I’ve mentioned before how my previous projects haven’t been the most commercial. I didn’t think this one would be either until I recently delved into the re-writes. I struggled a little in the beginning. I felt torn between the market and following my gut. I have an eighteen-year-old male narrator, a road trip, and a dead girlfriend. All the trappings of a contemporary romance novel in reverse. But the more I tried to force a specific agenda, the more things just didn’t feel right.
So I mulled over it for a few days—ok more like a week—trying to really look at the core of my story and what it’s really supposed to be about. That’s when it hit me. This is not supposed to be a love story. This is supposed to be the story after the love story.
With that in mind I cut about five thousand words and started fresh. Seeing that word count dwindle threatened to give me a mild heart attack but ultimately I was at peace with the pending changes because not only would I finally be moving in the right direction, I’d also be moving in a coherent direction, which is just as important.

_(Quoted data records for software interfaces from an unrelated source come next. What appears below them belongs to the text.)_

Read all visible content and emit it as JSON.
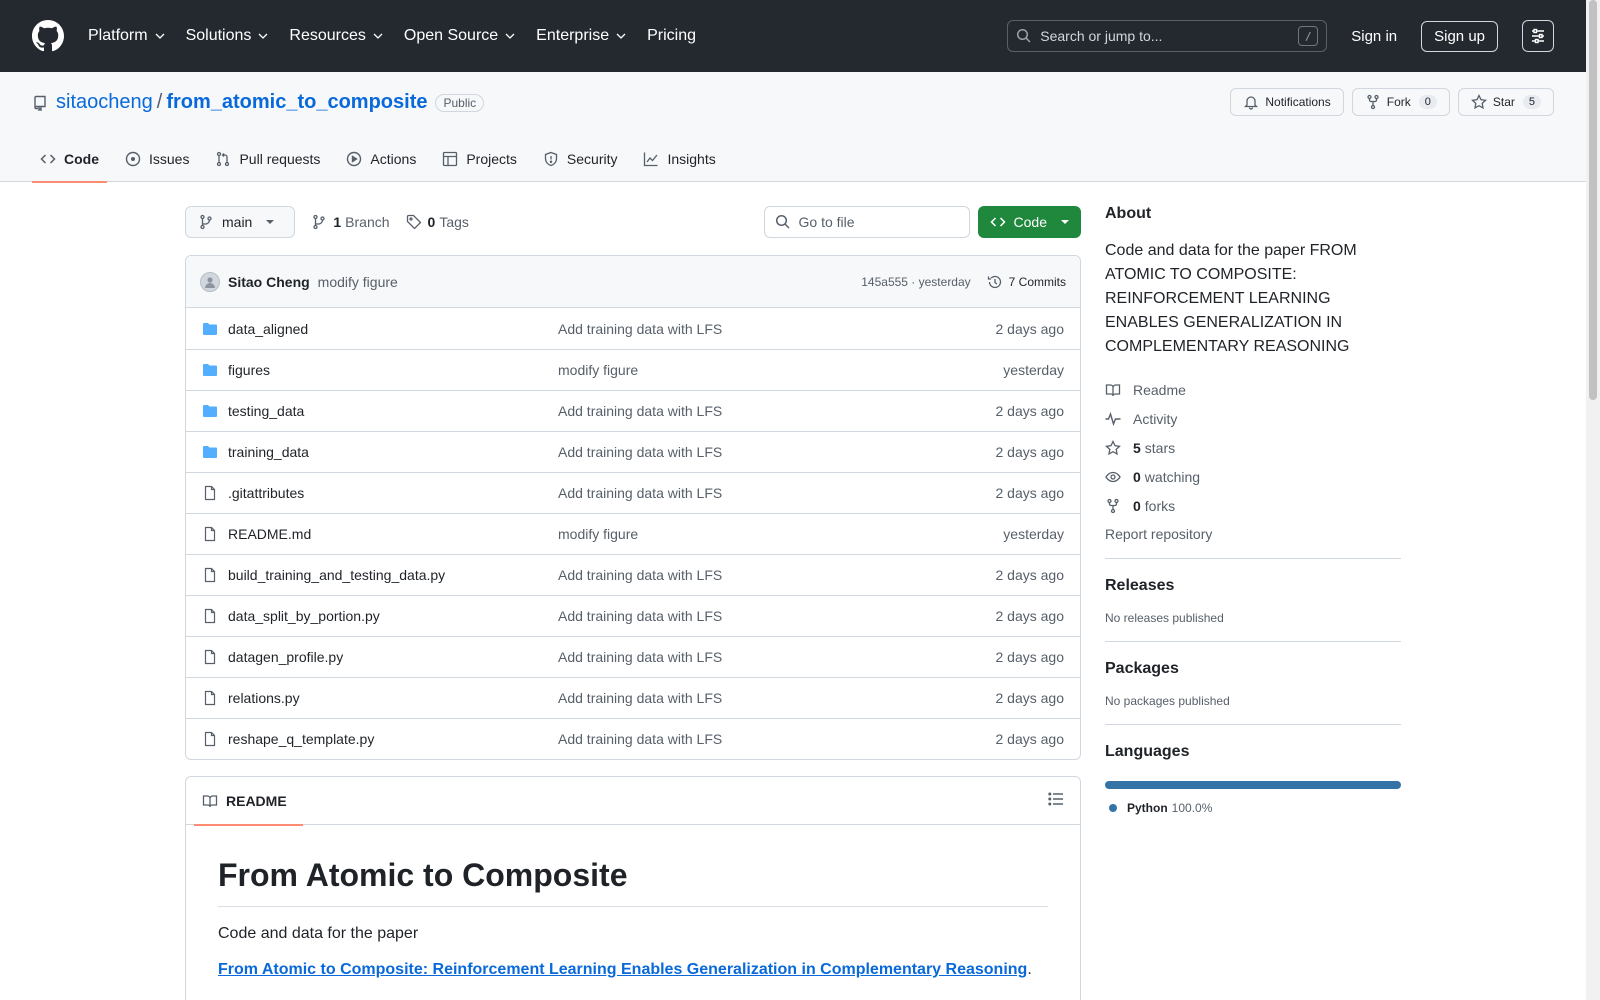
{
  "header": {
    "nav": [
      "Platform",
      "Solutions",
      "Resources",
      "Open Source",
      "Enterprise",
      "Pricing"
    ],
    "nav_has_menu": [
      true,
      true,
      true,
      true,
      true,
      false
    ],
    "search_placeholder": "Search or jump to...",
    "search_shortcut": "/",
    "signin": "Sign in",
    "signup": "Sign up"
  },
  "repo": {
    "owner": "sitaocheng",
    "separator": "/",
    "name": "from_atomic_to_composite",
    "visibility": "Public",
    "notifications": "Notifications",
    "fork_label": "Fork",
    "fork_count": "0",
    "star_label": "Star",
    "star_count": "5",
    "tabs": [
      "Code",
      "Issues",
      "Pull requests",
      "Actions",
      "Projects",
      "Security",
      "Insights"
    ],
    "active_tab": "Code"
  },
  "toolbar": {
    "branch": "main",
    "branch_count": "1",
    "branch_label": "Branch",
    "tag_count": "0",
    "tag_label": "Tags",
    "goto_placeholder": "Go to file",
    "code_button": "Code"
  },
  "commit": {
    "author": "Sitao Cheng",
    "message": "modify figure",
    "hash_time": "145a555 · yesterday",
    "commits": "7 Commits"
  },
  "files": [
    {
      "name": "data_aligned",
      "type": "dir",
      "message": "Add training data with LFS",
      "age": "2 days ago"
    },
    {
      "name": "figures",
      "type": "dir",
      "message": "modify figure",
      "age": "yesterday"
    },
    {
      "name": "testing_data",
      "type": "dir",
      "message": "Add training data with LFS",
      "age": "2 days ago"
    },
    {
      "name": "training_data",
      "type": "dir",
      "message": "Add training data with LFS",
      "age": "2 days ago"
    },
    {
      "name": ".gitattributes",
      "type": "file",
      "message": "Add training data with LFS",
      "age": "2 days ago"
    },
    {
      "name": "README.md",
      "type": "file",
      "message": "modify figure",
      "age": "yesterday"
    },
    {
      "name": "build_training_and_testing_data.py",
      "type": "file",
      "message": "Add training data with LFS",
      "age": "2 days ago"
    },
    {
      "name": "data_split_by_portion.py",
      "type": "file",
      "message": "Add training data with LFS",
      "age": "2 days ago"
    },
    {
      "name": "datagen_profile.py",
      "type": "file",
      "message": "Add training data with LFS",
      "age": "2 days ago"
    },
    {
      "name": "relations.py",
      "type": "file",
      "message": "Add training data with LFS",
      "age": "2 days ago"
    },
    {
      "name": "reshape_q_template.py",
      "type": "file",
      "message": "Add training data with LFS",
      "age": "2 days ago"
    }
  ],
  "readme": {
    "tab": "README",
    "title": "From Atomic to Composite",
    "intro": "Code and data for the paper",
    "paper_link": "From Atomic to Composite: Reinforcement Learning Enables Generalization in Complementary Reasoning",
    "link_suffix": "."
  },
  "about": {
    "heading": "About",
    "description": "Code and data for the paper FROM ATOMIC TO COMPOSITE: REINFORCEMENT LEARNING ENABLES GENERALIZATION IN COMPLEMENTARY REASONING",
    "readme": "Readme",
    "activity": "Activity",
    "stars_count": "5",
    "stars_label": "stars",
    "watching_count": "0",
    "watching_label": "watching",
    "forks_count": "0",
    "forks_label": "forks",
    "report": "Report repository"
  },
  "releases": {
    "heading": "Releases",
    "text": "No releases published"
  },
  "packages": {
    "heading": "Packages",
    "text": "No packages published"
  },
  "languages": {
    "heading": "Languages",
    "name": "Python",
    "percent": "100.0%",
    "fraction": 1.0,
    "color": "#3572A5"
  },
  "colors": {
    "header_bg": "#24292f",
    "link": "#0969da",
    "code_button": "#1f883d",
    "active_tab_underline": "#fd8c73"
  }
}
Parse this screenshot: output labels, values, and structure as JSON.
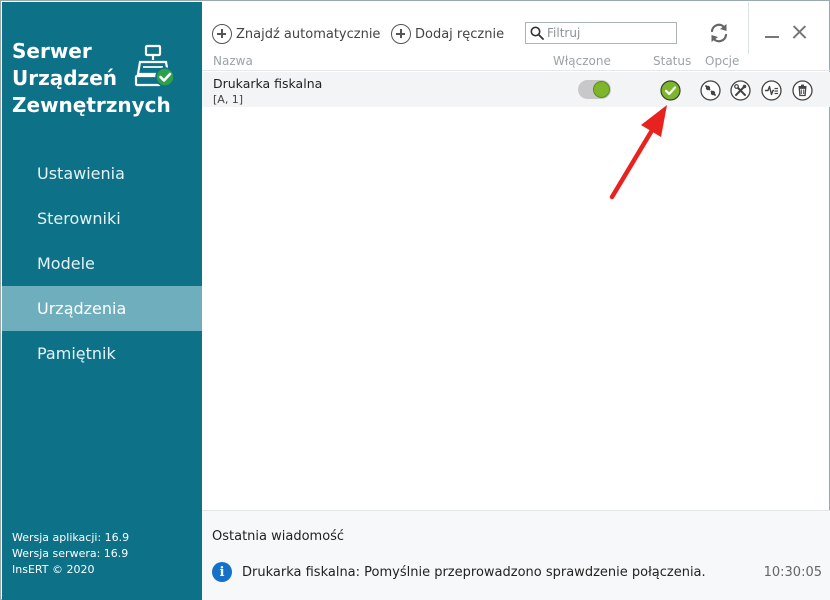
{
  "sidebar": {
    "title_lines": [
      "Serwer",
      "Urządzeń",
      "Zewnętrznych"
    ],
    "logo_icon": "cash-register-check-icon",
    "items": [
      {
        "label": "Ustawienia",
        "active": false
      },
      {
        "label": "Sterowniki",
        "active": false
      },
      {
        "label": "Modele",
        "active": false
      },
      {
        "label": "Urządzenia",
        "active": true
      },
      {
        "label": "Pamiętnik",
        "active": false
      }
    ],
    "version": {
      "app": "Wersja aplikacji: 16.9",
      "server": "Wersja serwera: 16.9",
      "copyright": "InsERT © 2020"
    },
    "colors": {
      "background": "#0d7188",
      "active": "#6eaebd"
    }
  },
  "toolbar": {
    "find_auto_label": "Znajdź automatycznie",
    "add_manual_label": "Dodaj ręcznie",
    "filter_placeholder": "Filtruj",
    "refresh_icon": "refresh-icon",
    "minimize_icon": "minimize-icon",
    "close_icon": "close-icon"
  },
  "table": {
    "columns": {
      "name": "Nazwa",
      "enabled": "Włączone",
      "status": "Status",
      "options": "Opcje"
    },
    "rows": [
      {
        "name": "Drukarka fiskalna",
        "sub": "[A, 1]",
        "enabled": true,
        "status": "ok",
        "options": [
          "test-connection-icon",
          "settings-tools-icon",
          "diagnostics-icon",
          "delete-icon"
        ]
      }
    ]
  },
  "bottom": {
    "title": "Ostatnia wiadomość",
    "message": "Drukarka fiskalna: Pomyślnie przeprowadzono sprawdzenie połączenia.",
    "time": "10:30:05"
  },
  "colors": {
    "accent_green": "#7db52b",
    "info_blue": "#1570c8",
    "annotation_red": "#e8231f"
  }
}
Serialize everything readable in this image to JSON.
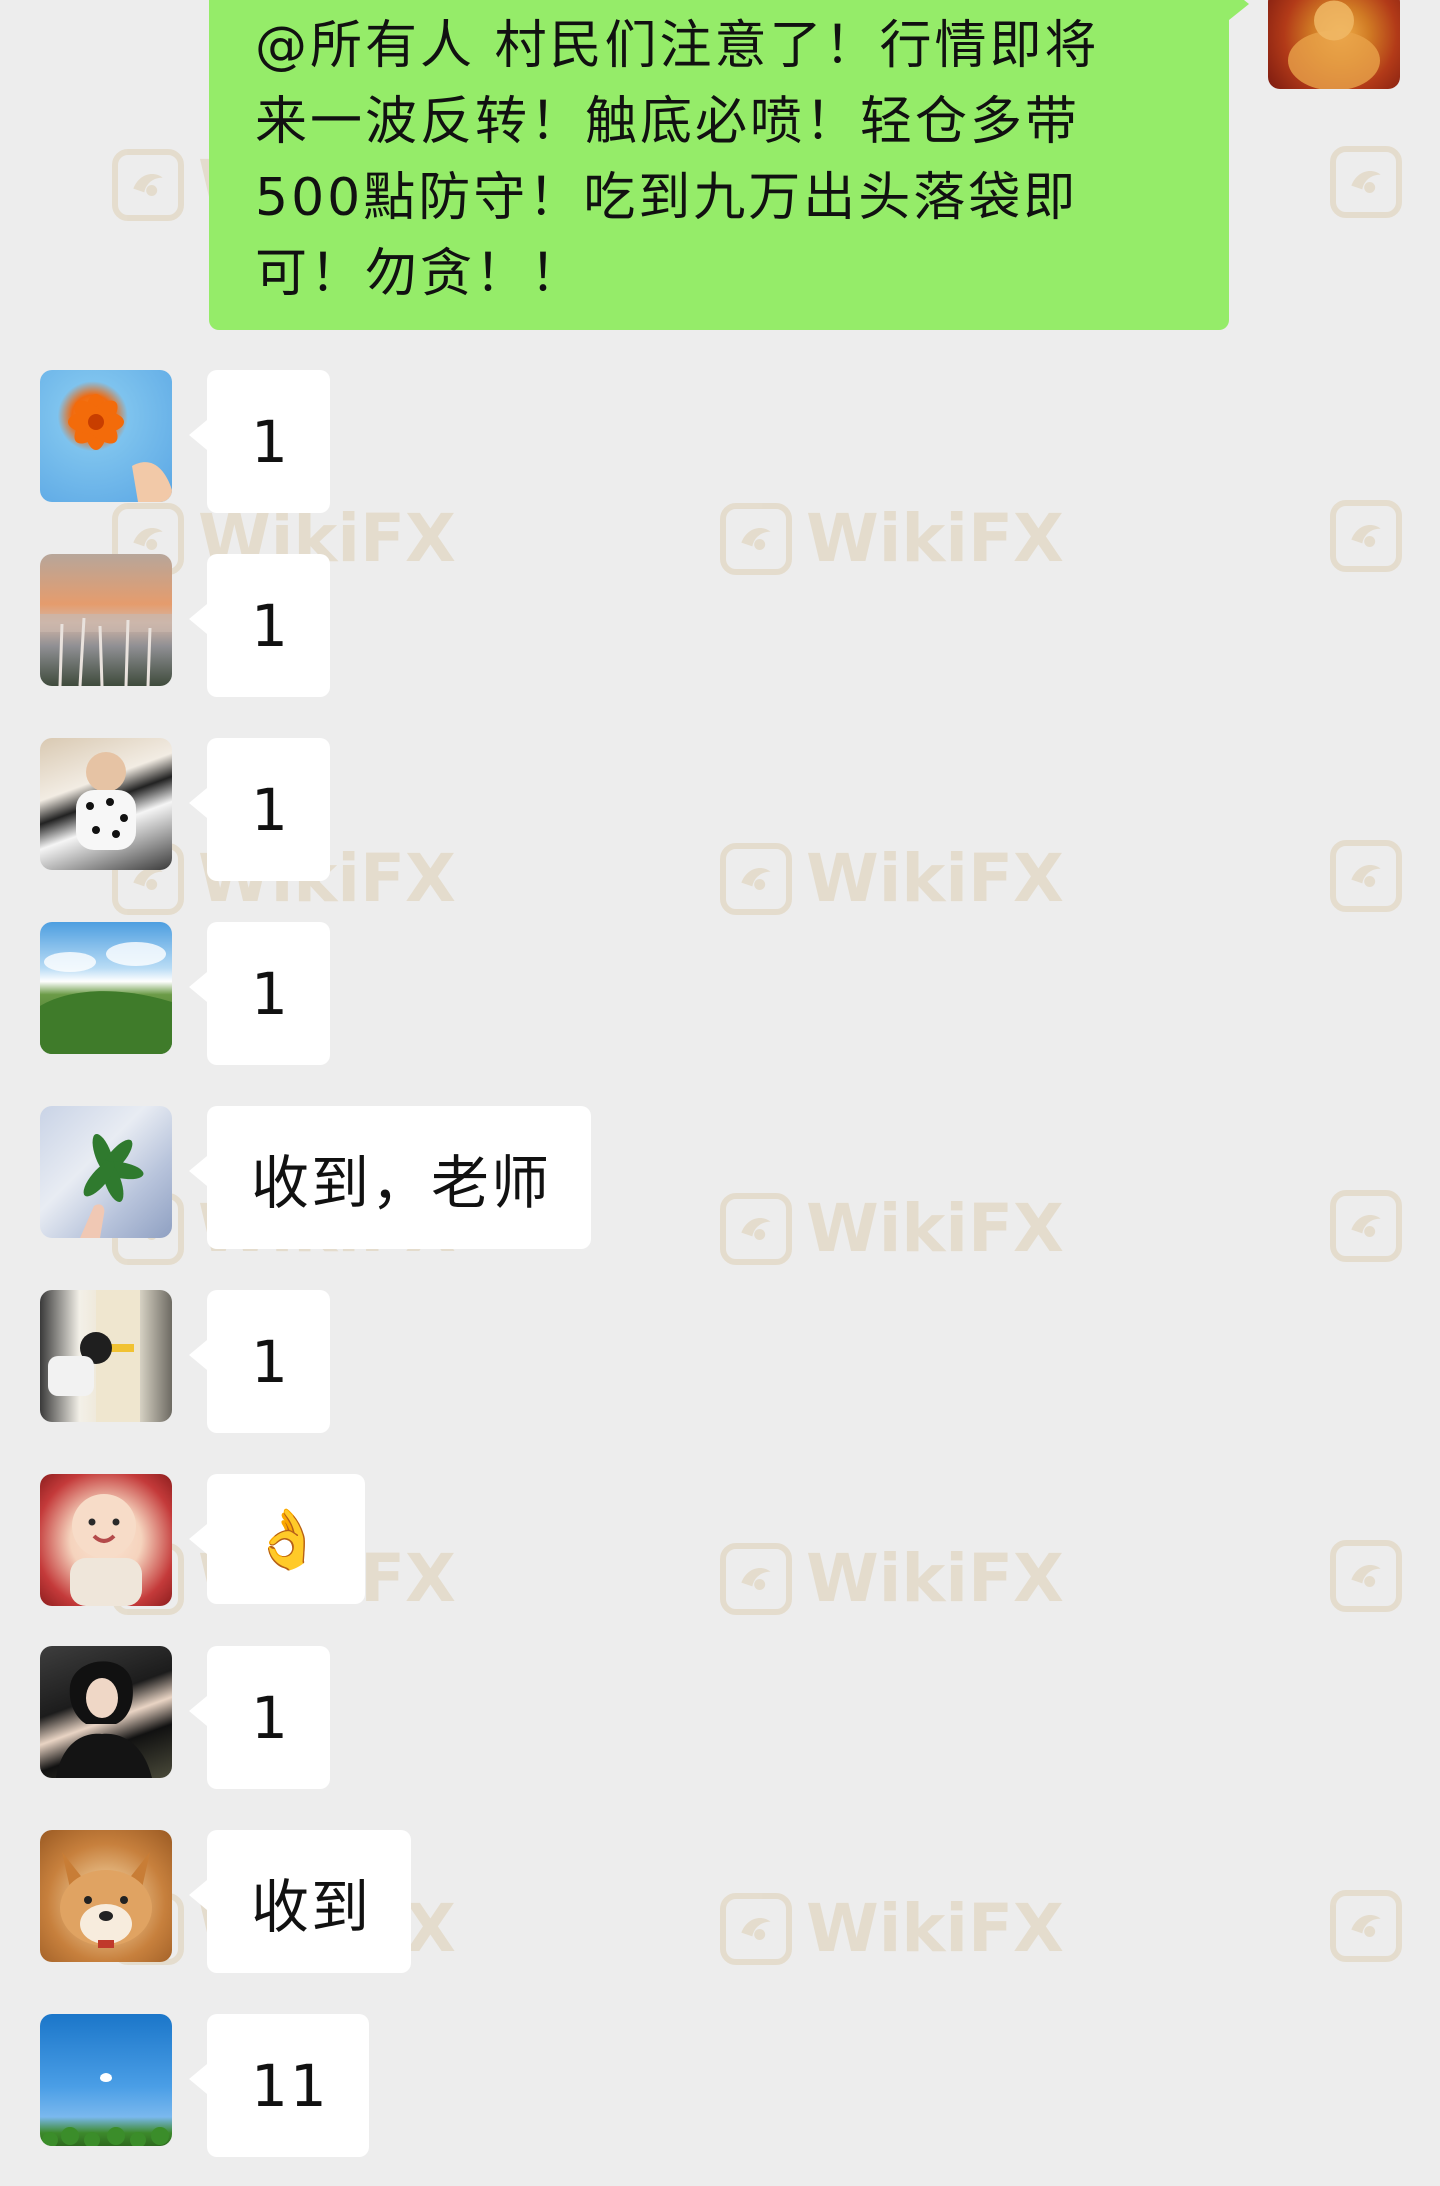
{
  "watermark": {
    "text": "WikiFX"
  },
  "outgoing": {
    "lines": [
      "@所有人 村民们注意了！行情即将",
      "来一波反转！触底必喷！轻仓多带",
      "500點防守！吃到九万出头落袋即",
      "可！勿贪！！"
    ],
    "bubble_color": "#95ec69"
  },
  "messages": [
    {
      "text": "1"
    },
    {
      "text": "1"
    },
    {
      "text": "1"
    },
    {
      "text": "1"
    },
    {
      "text": "收到，老师"
    },
    {
      "text": "1"
    },
    {
      "text": "👌"
    },
    {
      "text": "1"
    },
    {
      "text": "收到"
    },
    {
      "text": "11"
    }
  ],
  "colors": {
    "background": "#ededed",
    "incoming_bubble": "#ffffff"
  }
}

So if you’re having trouble finding the words, maybe it’s not the words that are the problem—maybe it’s the direction, the novel’s very identity. And maybe it’s time to check your intentions. When it comes to writing a book figuring out the why is even more important than the how. Why does this particular story keep you up at night? What’s you’re motivation? And is it something that can fuel your muse? Something powerful, something honest, something actually worth telling. Because trust me, if there’s on person you can’t fool, it’s her.